In the end it seems like what modern travel’s missing is the element of surprise.
As I read through countless travel recaps and hear about recent trips from friends, one thing always stands out: the orgy of planning that takes place beforehand. TripAdvisor is scoured. Travel blogs and guidebooks are poured over. Meticulous lists are curated and locked into their technological device of choice. Nothing is left to chance.
I’m not knocking being prepared (although in the interest of full disclosure, I’m chronically under-prepared), but modernity’s access to so much information seems to take much of that joyful discovery out of travel. I’m sure Marco Polo was incredibly impressed by the Silk Road, since he hadn’t spent hours building up his expectations on Pinterest the week before he left.
That’s why I advocate so strongly for slow travel.
Slow travel means leaving yourself enough mystery that you’ll be able to experience the joy of discovery and maybe even enjoy a radical change of plans. Most importantly, slow travel, for me at least, means that the actual traveling is the longest and most meaningful part of your journey. Regardless of whether you’ve got a weekend or a whole season for your next adventure, slow travel is absolutely possible by heading into a trip with an open mind and a willingness to make and break plans as you go along.
For a wonderfully refreshing take on modern versus historical travel trends (and embracing slow travel), have a look at Hidden Europe’s A Manifesto for Slow Travel.
I think it’s about time we start to reclaim the art of losing yourself. Leave a little buffer in your plans for chance, and just maybe toss your carefully made lists out the window for a bit.
After all, how else will you discover the world’s greatest honey?

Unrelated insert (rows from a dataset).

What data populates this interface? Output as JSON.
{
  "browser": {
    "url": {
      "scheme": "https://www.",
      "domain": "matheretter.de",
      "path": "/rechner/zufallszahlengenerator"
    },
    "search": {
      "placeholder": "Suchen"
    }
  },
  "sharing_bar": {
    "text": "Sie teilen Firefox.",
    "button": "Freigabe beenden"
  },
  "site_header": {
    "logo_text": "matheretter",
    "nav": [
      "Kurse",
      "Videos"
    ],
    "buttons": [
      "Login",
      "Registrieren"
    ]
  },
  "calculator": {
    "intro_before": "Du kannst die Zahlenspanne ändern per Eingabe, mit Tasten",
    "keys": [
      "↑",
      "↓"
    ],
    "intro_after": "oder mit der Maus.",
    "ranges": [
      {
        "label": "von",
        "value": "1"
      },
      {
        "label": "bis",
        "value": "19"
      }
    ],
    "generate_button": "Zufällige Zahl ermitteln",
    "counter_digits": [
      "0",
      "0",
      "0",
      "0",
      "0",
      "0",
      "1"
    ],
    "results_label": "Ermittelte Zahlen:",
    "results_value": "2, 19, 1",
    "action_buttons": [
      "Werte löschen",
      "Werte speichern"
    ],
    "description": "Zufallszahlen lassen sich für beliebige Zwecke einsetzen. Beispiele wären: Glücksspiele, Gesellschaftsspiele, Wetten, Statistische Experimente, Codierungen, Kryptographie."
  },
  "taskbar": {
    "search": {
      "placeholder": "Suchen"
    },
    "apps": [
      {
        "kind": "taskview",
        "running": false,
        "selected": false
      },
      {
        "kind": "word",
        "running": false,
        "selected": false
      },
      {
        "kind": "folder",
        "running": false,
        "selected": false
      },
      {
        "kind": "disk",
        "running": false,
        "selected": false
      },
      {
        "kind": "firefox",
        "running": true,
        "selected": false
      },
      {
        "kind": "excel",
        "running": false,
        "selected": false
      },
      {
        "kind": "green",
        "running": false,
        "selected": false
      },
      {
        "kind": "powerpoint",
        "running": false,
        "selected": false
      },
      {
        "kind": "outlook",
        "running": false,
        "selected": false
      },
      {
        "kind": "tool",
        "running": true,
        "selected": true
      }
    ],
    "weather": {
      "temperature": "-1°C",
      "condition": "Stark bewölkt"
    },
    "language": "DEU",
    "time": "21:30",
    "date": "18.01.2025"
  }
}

Incidentally, we did finally find the lake. And bottomed out our car several times along the way. Image by Polly Barks.